# Exercise prompt
Wherever "views" turns up in a line of the entries below, that line counts. Say how many such lines there are, with no other words.

--- Records shown Enclosed Below ---

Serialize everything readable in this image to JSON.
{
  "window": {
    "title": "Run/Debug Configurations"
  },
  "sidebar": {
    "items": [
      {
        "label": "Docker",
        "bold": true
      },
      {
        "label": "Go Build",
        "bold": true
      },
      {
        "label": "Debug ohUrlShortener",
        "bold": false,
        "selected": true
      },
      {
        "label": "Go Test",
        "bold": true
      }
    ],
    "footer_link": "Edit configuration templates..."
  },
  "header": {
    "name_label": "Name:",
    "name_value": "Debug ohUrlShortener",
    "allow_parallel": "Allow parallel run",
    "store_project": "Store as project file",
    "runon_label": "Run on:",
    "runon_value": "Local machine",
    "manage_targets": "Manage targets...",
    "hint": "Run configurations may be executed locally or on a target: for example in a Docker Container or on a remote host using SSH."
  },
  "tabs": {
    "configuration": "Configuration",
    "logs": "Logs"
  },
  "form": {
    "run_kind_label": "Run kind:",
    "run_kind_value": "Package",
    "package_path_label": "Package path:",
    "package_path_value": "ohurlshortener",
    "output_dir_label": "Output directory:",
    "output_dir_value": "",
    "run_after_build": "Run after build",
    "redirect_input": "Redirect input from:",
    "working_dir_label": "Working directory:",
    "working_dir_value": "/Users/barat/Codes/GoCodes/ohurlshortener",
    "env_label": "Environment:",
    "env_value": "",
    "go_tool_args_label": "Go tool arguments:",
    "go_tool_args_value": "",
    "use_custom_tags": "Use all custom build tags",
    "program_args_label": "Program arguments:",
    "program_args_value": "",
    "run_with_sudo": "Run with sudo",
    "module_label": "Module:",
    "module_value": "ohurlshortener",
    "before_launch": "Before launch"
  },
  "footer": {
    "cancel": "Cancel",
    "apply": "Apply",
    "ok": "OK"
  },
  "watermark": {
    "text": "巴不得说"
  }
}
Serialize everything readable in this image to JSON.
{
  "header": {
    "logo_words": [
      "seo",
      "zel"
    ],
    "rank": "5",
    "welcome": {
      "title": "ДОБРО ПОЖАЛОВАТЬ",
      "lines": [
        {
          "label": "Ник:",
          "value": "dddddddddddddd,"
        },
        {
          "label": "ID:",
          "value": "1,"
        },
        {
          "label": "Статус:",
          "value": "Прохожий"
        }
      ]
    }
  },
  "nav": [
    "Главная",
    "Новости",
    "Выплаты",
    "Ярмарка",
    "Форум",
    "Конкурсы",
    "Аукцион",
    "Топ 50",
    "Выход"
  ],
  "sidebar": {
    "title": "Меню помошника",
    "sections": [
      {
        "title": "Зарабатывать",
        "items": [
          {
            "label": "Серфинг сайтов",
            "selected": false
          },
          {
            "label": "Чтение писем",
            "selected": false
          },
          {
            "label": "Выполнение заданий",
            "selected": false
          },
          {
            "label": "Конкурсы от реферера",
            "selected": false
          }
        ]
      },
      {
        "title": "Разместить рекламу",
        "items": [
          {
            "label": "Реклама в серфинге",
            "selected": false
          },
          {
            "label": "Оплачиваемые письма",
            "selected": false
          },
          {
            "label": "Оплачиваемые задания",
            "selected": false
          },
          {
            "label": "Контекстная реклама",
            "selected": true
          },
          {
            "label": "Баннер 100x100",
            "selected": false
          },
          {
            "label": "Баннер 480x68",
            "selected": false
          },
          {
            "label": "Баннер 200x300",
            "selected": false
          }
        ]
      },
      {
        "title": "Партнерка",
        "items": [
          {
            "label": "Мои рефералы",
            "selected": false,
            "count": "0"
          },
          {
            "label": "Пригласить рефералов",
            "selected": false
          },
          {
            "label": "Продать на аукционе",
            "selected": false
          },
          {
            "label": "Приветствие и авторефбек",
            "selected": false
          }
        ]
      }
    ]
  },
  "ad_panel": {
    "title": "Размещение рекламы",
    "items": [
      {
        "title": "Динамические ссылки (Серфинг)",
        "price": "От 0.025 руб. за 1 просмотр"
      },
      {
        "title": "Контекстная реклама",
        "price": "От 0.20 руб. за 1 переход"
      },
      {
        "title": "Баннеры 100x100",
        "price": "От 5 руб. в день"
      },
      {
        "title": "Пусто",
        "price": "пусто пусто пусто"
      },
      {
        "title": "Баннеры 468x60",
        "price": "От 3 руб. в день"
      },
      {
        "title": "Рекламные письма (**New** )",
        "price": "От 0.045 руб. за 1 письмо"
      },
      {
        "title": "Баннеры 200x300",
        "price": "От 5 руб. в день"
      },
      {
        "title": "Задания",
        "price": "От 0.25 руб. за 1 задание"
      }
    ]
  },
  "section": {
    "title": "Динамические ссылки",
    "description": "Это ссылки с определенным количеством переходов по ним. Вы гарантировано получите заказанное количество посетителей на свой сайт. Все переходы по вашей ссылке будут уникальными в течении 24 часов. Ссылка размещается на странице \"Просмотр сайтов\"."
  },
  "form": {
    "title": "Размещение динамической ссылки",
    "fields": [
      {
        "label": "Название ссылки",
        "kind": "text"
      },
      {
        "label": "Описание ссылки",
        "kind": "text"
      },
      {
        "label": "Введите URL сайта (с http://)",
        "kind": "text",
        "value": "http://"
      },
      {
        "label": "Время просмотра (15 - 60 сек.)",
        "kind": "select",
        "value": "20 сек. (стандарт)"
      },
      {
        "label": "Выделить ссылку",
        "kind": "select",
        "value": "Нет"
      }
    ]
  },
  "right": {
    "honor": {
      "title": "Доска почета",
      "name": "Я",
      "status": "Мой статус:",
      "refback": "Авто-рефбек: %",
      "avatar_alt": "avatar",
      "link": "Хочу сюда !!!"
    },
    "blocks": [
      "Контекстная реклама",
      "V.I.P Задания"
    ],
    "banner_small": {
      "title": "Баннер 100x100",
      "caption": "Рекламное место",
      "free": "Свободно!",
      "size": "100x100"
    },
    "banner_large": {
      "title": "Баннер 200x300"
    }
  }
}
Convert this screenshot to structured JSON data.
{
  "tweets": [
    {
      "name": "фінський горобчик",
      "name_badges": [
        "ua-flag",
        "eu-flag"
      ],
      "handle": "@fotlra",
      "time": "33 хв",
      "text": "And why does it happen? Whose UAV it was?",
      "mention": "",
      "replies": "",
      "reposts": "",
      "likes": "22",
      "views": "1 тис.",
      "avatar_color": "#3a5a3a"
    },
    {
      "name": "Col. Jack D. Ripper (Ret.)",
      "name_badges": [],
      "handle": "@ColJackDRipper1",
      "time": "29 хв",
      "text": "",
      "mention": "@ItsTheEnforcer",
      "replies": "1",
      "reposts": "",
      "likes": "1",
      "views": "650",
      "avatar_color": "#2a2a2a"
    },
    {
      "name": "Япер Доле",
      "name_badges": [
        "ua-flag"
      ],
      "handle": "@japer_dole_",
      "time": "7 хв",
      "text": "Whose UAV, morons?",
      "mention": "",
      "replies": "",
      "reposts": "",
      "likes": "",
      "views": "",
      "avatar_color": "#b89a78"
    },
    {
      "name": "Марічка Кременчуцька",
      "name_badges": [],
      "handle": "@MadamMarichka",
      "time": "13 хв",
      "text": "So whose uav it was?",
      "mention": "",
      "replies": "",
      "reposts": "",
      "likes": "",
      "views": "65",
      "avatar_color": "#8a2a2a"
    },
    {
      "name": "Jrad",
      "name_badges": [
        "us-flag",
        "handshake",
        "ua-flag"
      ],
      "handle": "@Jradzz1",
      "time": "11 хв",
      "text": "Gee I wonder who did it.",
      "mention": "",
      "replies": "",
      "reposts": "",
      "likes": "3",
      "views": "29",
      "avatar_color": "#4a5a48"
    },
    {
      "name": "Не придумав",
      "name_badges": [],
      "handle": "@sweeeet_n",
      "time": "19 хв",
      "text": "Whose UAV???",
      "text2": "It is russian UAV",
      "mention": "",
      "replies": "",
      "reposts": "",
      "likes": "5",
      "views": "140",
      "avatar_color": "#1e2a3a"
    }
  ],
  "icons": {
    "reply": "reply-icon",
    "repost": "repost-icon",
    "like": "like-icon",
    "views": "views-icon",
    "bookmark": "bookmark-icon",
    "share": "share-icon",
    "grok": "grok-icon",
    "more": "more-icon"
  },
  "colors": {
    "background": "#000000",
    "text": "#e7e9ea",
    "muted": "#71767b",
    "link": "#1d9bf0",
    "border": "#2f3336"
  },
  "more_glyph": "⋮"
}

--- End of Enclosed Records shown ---

# Task output
7